(Originally announced as Alien Arrives on Earth; also known as Contamination)
Oh, those crafty Italian movie guys. If an English-language horror movie makes money in Italy, they’re awfully quick to throw together an unofficial sequel and get it into theaters mere months after the original film. I really don’t know how long they’ve been doing this, but it became pretty obvious after The Exorcist was released. Suddenly, there seemed to be a new possession flick coming out every few weeks, and nearly all of them were from Italy. Beyond the Door, The Tempter, and The House of Exorcism were a few that showed up here in the States. The next big Italian rip-off wave came with George Romero’s Dawn of the Dead, which was released as Zombi in Italy. Its legion of imitations started with Lucio Fulci’s Zombi 2 (as it was known in Italy), which was known here as simply Zombie. The Italian film industry rode the zombie wave long and hard, with Italian zombie films still being released in the States five years after Dawn of the Dead’s theatrical run.
And then there was Alien. While most of the Alien rip-offs actually came from the U.S. and Britain (and most of those from Roger Corman’s New World Pictures), Italy tried to jump on that bandwagon, too. And so the world got Alien Contamination, which, as far as I can tell, made very little money for its producers. Its director, Luigi Cozzi, readily admits that the film was a flop in Italy, where it was released as Contamination. In the United States, it was bought for release by Cannon Films, which stuck the word “Alien” into the title to try to beef up the film’s appeal. There’s also some debate as to whether this was ever released theatrically in the United States. Michael Weldon says that it wasn’t, but the one sheet shown above tends to refute that assertion. If indeed it did get a U.S. release, it certainly wasn’t a wide release. So, I’m sure that you’re thinking that you’ll take a pass on this one if it ever presents itself for viewing. If you did, you’d be missing a fairly entertaining movie that would have been right at home on the bottom half of a double bill at a drive-in theater near you.
The plot of Alien Contamination involves green egg-like pods that explode and cause anyone who is hit with the egg-pod gunk to also explode, usually from the chest area. A ship loaded with these egg sacs pulls into New York City Harbor, and the investigators sent aboard the seemingly-deserted ship find out that all the crew members died from close encounters with their cargo. As the egg sacs are all stored in boxes bearing a Colombian coffee factory logo, the investigators head to Colombia, where they find that the source of the eggs is a creature from Mars.
If you go into Alien Contamination expecting nothing, you’re in for a good time. If you’re expecting something that resembles a movie that actual humans would take time and care to make, then you’re going to be sorely disappointed. When you stop to think about it, the movie makes no sense. But if you can ignore that little fact, you’re bound to have a good time.

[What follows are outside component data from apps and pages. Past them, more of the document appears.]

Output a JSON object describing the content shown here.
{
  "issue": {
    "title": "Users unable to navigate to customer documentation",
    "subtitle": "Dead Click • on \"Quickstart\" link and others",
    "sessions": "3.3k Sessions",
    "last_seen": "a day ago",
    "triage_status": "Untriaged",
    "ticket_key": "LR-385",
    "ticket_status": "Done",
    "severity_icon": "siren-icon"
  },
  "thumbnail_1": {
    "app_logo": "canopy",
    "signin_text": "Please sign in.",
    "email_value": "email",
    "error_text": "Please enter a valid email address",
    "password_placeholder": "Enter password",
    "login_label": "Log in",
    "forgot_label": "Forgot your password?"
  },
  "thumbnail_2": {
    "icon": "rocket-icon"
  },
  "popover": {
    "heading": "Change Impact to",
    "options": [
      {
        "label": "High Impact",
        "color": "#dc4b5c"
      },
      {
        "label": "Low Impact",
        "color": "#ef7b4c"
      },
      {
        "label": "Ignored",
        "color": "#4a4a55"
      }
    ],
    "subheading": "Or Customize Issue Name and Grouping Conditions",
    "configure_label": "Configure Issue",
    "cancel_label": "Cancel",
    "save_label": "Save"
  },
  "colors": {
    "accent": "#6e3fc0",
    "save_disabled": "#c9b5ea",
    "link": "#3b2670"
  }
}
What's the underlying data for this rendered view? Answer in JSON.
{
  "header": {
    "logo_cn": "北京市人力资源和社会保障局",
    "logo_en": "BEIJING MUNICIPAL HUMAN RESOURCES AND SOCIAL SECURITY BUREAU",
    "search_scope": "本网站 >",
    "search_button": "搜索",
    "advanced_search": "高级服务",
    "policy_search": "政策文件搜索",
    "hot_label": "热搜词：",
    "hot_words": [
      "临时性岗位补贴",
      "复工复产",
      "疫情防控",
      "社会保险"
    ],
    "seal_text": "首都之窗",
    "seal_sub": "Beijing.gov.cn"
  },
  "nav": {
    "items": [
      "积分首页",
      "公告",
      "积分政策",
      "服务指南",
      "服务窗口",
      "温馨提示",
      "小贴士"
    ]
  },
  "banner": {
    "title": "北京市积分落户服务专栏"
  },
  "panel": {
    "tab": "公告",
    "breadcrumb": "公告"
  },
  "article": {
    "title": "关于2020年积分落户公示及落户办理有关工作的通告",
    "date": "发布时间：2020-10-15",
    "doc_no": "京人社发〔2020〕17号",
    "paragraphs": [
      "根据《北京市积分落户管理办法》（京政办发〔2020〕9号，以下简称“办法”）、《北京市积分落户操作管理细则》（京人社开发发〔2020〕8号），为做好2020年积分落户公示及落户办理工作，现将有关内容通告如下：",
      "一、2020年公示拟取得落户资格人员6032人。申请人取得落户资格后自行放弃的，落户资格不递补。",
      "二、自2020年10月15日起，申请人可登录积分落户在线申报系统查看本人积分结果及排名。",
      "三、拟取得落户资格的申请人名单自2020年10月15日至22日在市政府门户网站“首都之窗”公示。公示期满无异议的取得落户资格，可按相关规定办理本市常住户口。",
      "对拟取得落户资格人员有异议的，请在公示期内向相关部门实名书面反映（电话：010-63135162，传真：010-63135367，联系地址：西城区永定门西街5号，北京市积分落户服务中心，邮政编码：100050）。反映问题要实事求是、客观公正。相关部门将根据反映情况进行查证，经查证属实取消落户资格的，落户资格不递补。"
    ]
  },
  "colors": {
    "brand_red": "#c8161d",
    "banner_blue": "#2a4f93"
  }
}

The movie does start off slow, but it picks up once the location shifts from New York to Colombia. And, for those who love their Italian movies with a dollop of music from Goblin, Alien Contamination boasts one of the group’s better scores.
There are two editions of this film floating around. Although either is fine, the preferred version is the widescreen DVD from Blue Underground that runs about ten minutes longer than the pan-and-scan version that’s from East-West and other legally-questionable labels, which means that you get ten more minutes of gloriously stupid dialogue and a few more badly-executed chest explosions. You should probably put it in your Netflix queue. Now.
Here’s the international trailer from YouTube:
And here’s the whole film, again by way of YouTube (and of course, the usual caveats about watching it soon because it can be taken down at any time apply):